▸ What to produce
If an entry holds a picture, leave the picture out and copy the rest of the listing exactly.
BEGIN
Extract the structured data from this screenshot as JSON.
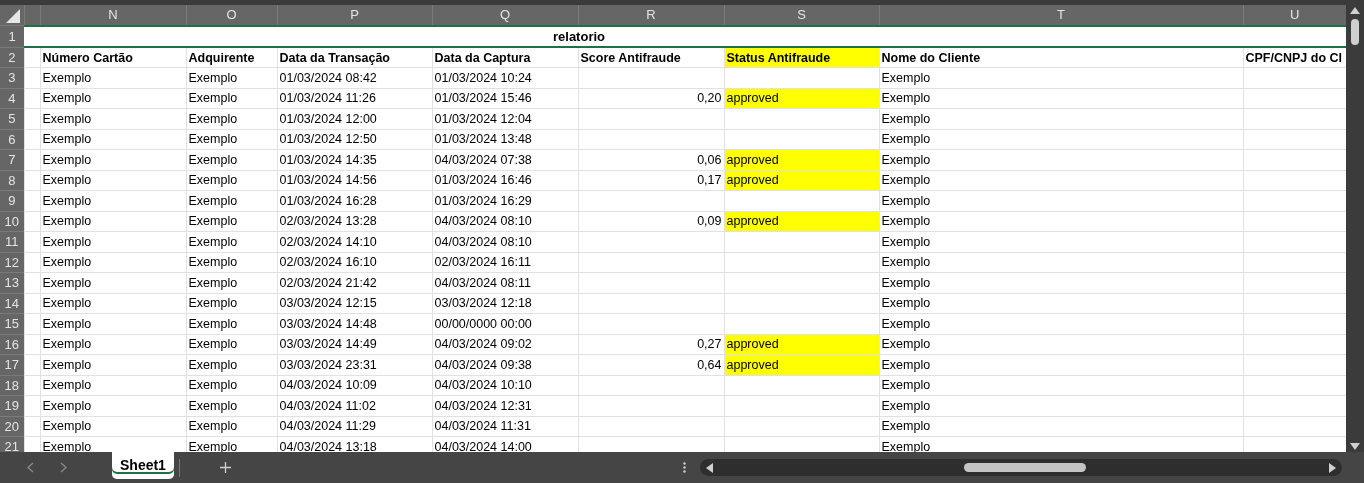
{
  "columns": [
    "N",
    "O",
    "P",
    "Q",
    "R",
    "S",
    "T",
    "U"
  ],
  "title_row": {
    "number": "1",
    "text": "relatorio"
  },
  "header_row": {
    "number": "2",
    "cells": [
      {
        "text": "Número Cartão",
        "highlighted": false
      },
      {
        "text": "Adquirente",
        "highlighted": false
      },
      {
        "text": "Data da Transação",
        "highlighted": false
      },
      {
        "text": "Data da Captura",
        "highlighted": false
      },
      {
        "text": "Score Antifraude",
        "highlighted": false
      },
      {
        "text": "Status Antifraude",
        "highlighted": true
      },
      {
        "text": "Nome do Cliente",
        "highlighted": false
      },
      {
        "text": "CPF/CNPJ do Cl",
        "highlighted": false
      }
    ]
  },
  "rows": [
    {
      "number": "3",
      "card": "Exemplo",
      "acquirer": "Exemplo",
      "transaction_date": "01/03/2024 08:42",
      "capture_date": "01/03/2024 10:24",
      "client": "Exemplo",
      "highlighted": false
    },
    {
      "number": "4",
      "card": "Exemplo",
      "acquirer": "Exemplo",
      "transaction_date": "01/03/2024 11:26",
      "capture_date": "01/03/2024 15:46",
      "score": "0,20",
      "status": "approved",
      "client": "Exemplo",
      "highlighted": true
    },
    {
      "number": "5",
      "card": "Exemplo",
      "acquirer": "Exemplo",
      "transaction_date": "01/03/2024 12:00",
      "capture_date": "01/03/2024 12:04",
      "client": "Exemplo",
      "highlighted": false
    },
    {
      "number": "6",
      "card": "Exemplo",
      "acquirer": "Exemplo",
      "transaction_date": "01/03/2024 12:50",
      "capture_date": "01/03/2024 13:48",
      "client": "Exemplo",
      "highlighted": false
    },
    {
      "number": "7",
      "card": "Exemplo",
      "acquirer": "Exemplo",
      "transaction_date": "01/03/2024 14:35",
      "capture_date": "04/03/2024 07:38",
      "score": "0,06",
      "status": "approved",
      "client": "Exemplo",
      "highlighted": true
    },
    {
      "number": "8",
      "card": "Exemplo",
      "acquirer": "Exemplo",
      "transaction_date": "01/03/2024 14:56",
      "capture_date": "01/03/2024 16:46",
      "score": "0,17",
      "status": "approved",
      "client": "Exemplo",
      "highlighted": true
    },
    {
      "number": "9",
      "card": "Exemplo",
      "acquirer": "Exemplo",
      "transaction_date": "01/03/2024 16:28",
      "capture_date": "01/03/2024 16:29",
      "client": "Exemplo",
      "highlighted": false
    },
    {
      "number": "10",
      "card": "Exemplo",
      "acquirer": "Exemplo",
      "transaction_date": "02/03/2024 13:28",
      "capture_date": "04/03/2024 08:10",
      "score": "0,09",
      "status": "approved",
      "client": "Exemplo",
      "highlighted": true
    },
    {
      "number": "11",
      "card": "Exemplo",
      "acquirer": "Exemplo",
      "transaction_date": "02/03/2024 14:10",
      "capture_date": "04/03/2024 08:10",
      "client": "Exemplo",
      "highlighted": false
    },
    {
      "number": "12",
      "card": "Exemplo",
      "acquirer": "Exemplo",
      "transaction_date": "02/03/2024 16:10",
      "capture_date": "02/03/2024 16:11",
      "client": "Exemplo",
      "highlighted": false
    },
    {
      "number": "13",
      "card": "Exemplo",
      "acquirer": "Exemplo",
      "transaction_date": "02/03/2024 21:42",
      "capture_date": "04/03/2024 08:11",
      "client": "Exemplo",
      "highlighted": false
    },
    {
      "number": "14",
      "card": "Exemplo",
      "acquirer": "Exemplo",
      "transaction_date": "03/03/2024 12:15",
      "capture_date": "03/03/2024 12:18",
      "client": "Exemplo",
      "highlighted": false
    },
    {
      "number": "15",
      "card": "Exemplo",
      "acquirer": "Exemplo",
      "transaction_date": "03/03/2024 14:48",
      "capture_date": "00/00/0000 00:00",
      "client": "Exemplo",
      "highlighted": false
    },
    {
      "number": "16",
      "card": "Exemplo",
      "acquirer": "Exemplo",
      "transaction_date": "03/03/2024 14:49",
      "capture_date": "04/03/2024 09:02",
      "score": "0,27",
      "status": "approved",
      "client": "Exemplo",
      "highlighted": true
    },
    {
      "number": "17",
      "card": "Exemplo",
      "acquirer": "Exemplo",
      "transaction_date": "03/03/2024 23:31",
      "capture_date": "04/03/2024 09:38",
      "score": "0,64",
      "status": "approved",
      "client": "Exemplo",
      "highlighted": true
    },
    {
      "number": "18",
      "card": "Exemplo",
      "acquirer": "Exemplo",
      "transaction_date": "04/03/2024 10:09",
      "capture_date": "04/03/2024 10:10",
      "client": "Exemplo",
      "highlighted": false
    },
    {
      "number": "19",
      "card": "Exemplo",
      "acquirer": "Exemplo",
      "transaction_date": "04/03/2024 11:02",
      "capture_date": "04/03/2024 12:31",
      "client": "Exemplo",
      "highlighted": false
    },
    {
      "number": "20",
      "card": "Exemplo",
      "acquirer": "Exemplo",
      "transaction_date": "04/03/2024 11:29",
      "capture_date": "04/03/2024 11:31",
      "client": "Exemplo",
      "highlighted": false
    },
    {
      "number": "21",
      "card": "Exemplo",
      "acquirer": "Exemplo",
      "transaction_date": "04/03/2024 13:18",
      "capture_date": "04/03/2024 14:00",
      "client": "Exemplo",
      "highlighted": false
    }
  ],
  "sheet_tabs": [
    {
      "label": "Sheet1",
      "selected": true
    }
  ]
}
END
▸ Answer space
Extract the structured data from this screenshot as JSON.
{
  "columns": [
    "N",
    "O",
    "P",
    "Q",
    "R",
    "S",
    "T",
    "U"
  ],
  "title_row": {
    "number": "1",
    "text": "relatorio"
  },
  "header_row": {
    "number": "2",
    "cells": [
      {
        "text": "Número Cartão",
        "highlighted": false
      },
      {
        "text": "Adquirente",
        "highlighted": false
      },
      {
        "text": "Data da Transação",
        "highlighted": false
      },
      {
        "text": "Data da Captura",
        "highlighted": false
      },
      {
        "text": "Score Antifraude",
        "highlighted": false
      },
      {
        "text": "Status Antifraude",
        "highlighted": true
      },
      {
        "text": "Nome do Cliente",
        "highlighted": false
      },
      {
        "text": "CPF/CNPJ do Cl",
        "highlighted": false
      }
    ]
  },
  "rows": [
    {
      "number": "3",
      "card": "Exemplo",
      "acquirer": "Exemplo",
      "transaction_date": "01/03/2024 08:42",
      "capture_date": "01/03/2024 10:24",
      "client": "Exemplo",
      "highlighted": false
    },
    {
      "number": "4",
      "card": "Exemplo",
      "acquirer": "Exemplo",
      "transaction_date": "01/03/2024 11:26",
      "capture_date": "01/03/2024 15:46",
      "score": "0,20",
      "status": "approved",
      "client": "Exemplo",
      "highlighted": true
    },
    {
      "number": "5",
      "card": "Exemplo",
      "acquirer": "Exemplo",
      "transaction_date": "01/03/2024 12:00",
      "capture_date": "01/03/2024 12:04",
      "client": "Exemplo",
      "highlighted": false
    },
    {
      "number": "6",
      "card": "Exemplo",
      "acquirer": "Exemplo",
      "transaction_date": "01/03/2024 12:50",
      "capture_date": "01/03/2024 13:48",
      "client": "Exemplo",
      "highlighted": false
    },
    {
      "number": "7",
      "card": "Exemplo",
      "acquirer": "Exemplo",
      "transaction_date": "01/03/2024 14:35",
      "capture_date": "04/03/2024 07:38",
      "score": "0,06",
      "status": "approved",
      "client": "Exemplo",
      "highlighted": true
    },
    {
      "number": "8",
      "card": "Exemplo",
      "acquirer": "Exemplo",
      "transaction_date": "01/03/2024 14:56",
      "capture_date": "01/03/2024 16:46",
      "score": "0,17",
      "status": "approved",
      "client": "Exemplo",
      "highlighted": true
    },
    {
      "number": "9",
      "card": "Exemplo",
      "acquirer": "Exemplo",
      "transaction_date": "01/03/2024 16:28",
      "capture_date": "01/03/2024 16:29",
      "client": "Exemplo",
      "highlighted": false
    },
    {
      "number": "10",
      "card": "Exemplo",
      "acquirer": "Exemplo",
      "transaction_date": "02/03/2024 13:28",
      "capture_date": "04/03/2024 08:10",
      "score": "0,09",
      "status": "approved",
      "client": "Exemplo",
      "highlighted": true
    },
    {
      "number": "11",
      "card": "Exemplo",
      "acquirer": "Exemplo",
      "transaction_date": "02/03/2024 14:10",
      "capture_date": "04/03/2024 08:10",
      "client": "Exemplo",
      "highlighted": false
    },
    {
      "number": "12",
      "card": "Exemplo",
      "acquirer": "Exemplo",
      "transaction_date": "02/03/2024 16:10",
      "capture_date": "02/03/2024 16:11",
      "client": "Exemplo",
      "highlighted": false
    },
    {
      "number": "13",
      "card": "Exemplo",
      "acquirer": "Exemplo",
      "transaction_date": "02/03/2024 21:42",
      "capture_date": "04/03/2024 08:11",
      "client": "Exemplo",
      "highlighted": false
    },
    {
      "number": "14",
      "card": "Exemplo",
      "acquirer": "Exemplo",
      "transaction_date": "03/03/2024 12:15",
      "capture_date": "03/03/2024 12:18",
      "client": "Exemplo",
      "highlighted": false
    },
    {
      "number": "15",
      "card": "Exemplo",
      "acquirer": "Exemplo",
      "transaction_date": "03/03/2024 14:48",
      "capture_date": "00/00/0000 00:00",
      "client": "Exemplo",
      "highlighted": false
    },
    {
      "number": "16",
      "card": "Exemplo",
      "acquirer": "Exemplo",
      "transaction_date": "03/03/2024 14:49",
      "capture_date": "04/03/2024 09:02",
      "score": "0,27",
      "status": "approved",
      "client": "Exemplo",
      "highlighted": true
    },
    {
      "number": "17",
      "card": "Exemplo",
      "acquirer": "Exemplo",
      "transaction_date": "03/03/2024 23:31",
      "capture_date": "04/03/2024 09:38",
      "score": "0,64",
      "status": "approved",
      "client": "Exemplo",
      "highlighted": true
    },
    {
      "number": "18",
      "card": "Exemplo",
      "acquirer": "Exemplo",
      "transaction_date": "04/03/2024 10:09",
      "capture_date": "04/03/2024 10:10",
      "client": "Exemplo",
      "highlighted": false
    },
    {
      "number": "19",
      "card": "Exemplo",
      "acquirer": "Exemplo",
      "transaction_date": "04/03/2024 11:02",
      "capture_date": "04/03/2024 12:31",
      "client": "Exemplo",
      "highlighted": false
    },
    {
      "number": "20",
      "card": "Exemplo",
      "acquirer": "Exemplo",
      "transaction_date": "04/03/2024 11:29",
      "capture_date": "04/03/2024 11:31",
      "client": "Exemplo",
      "highlighted": false
    },
    {
      "number": "21",
      "card": "Exemplo",
      "acquirer": "Exemplo",
      "transaction_date": "04/03/2024 13:18",
      "capture_date": "04/03/2024 14:00",
      "client": "Exemplo",
      "highlighted": false
    }
  ],
  "sheet_tabs": [
    {
      "label": "Sheet1",
      "selected": true
    }
  ]
}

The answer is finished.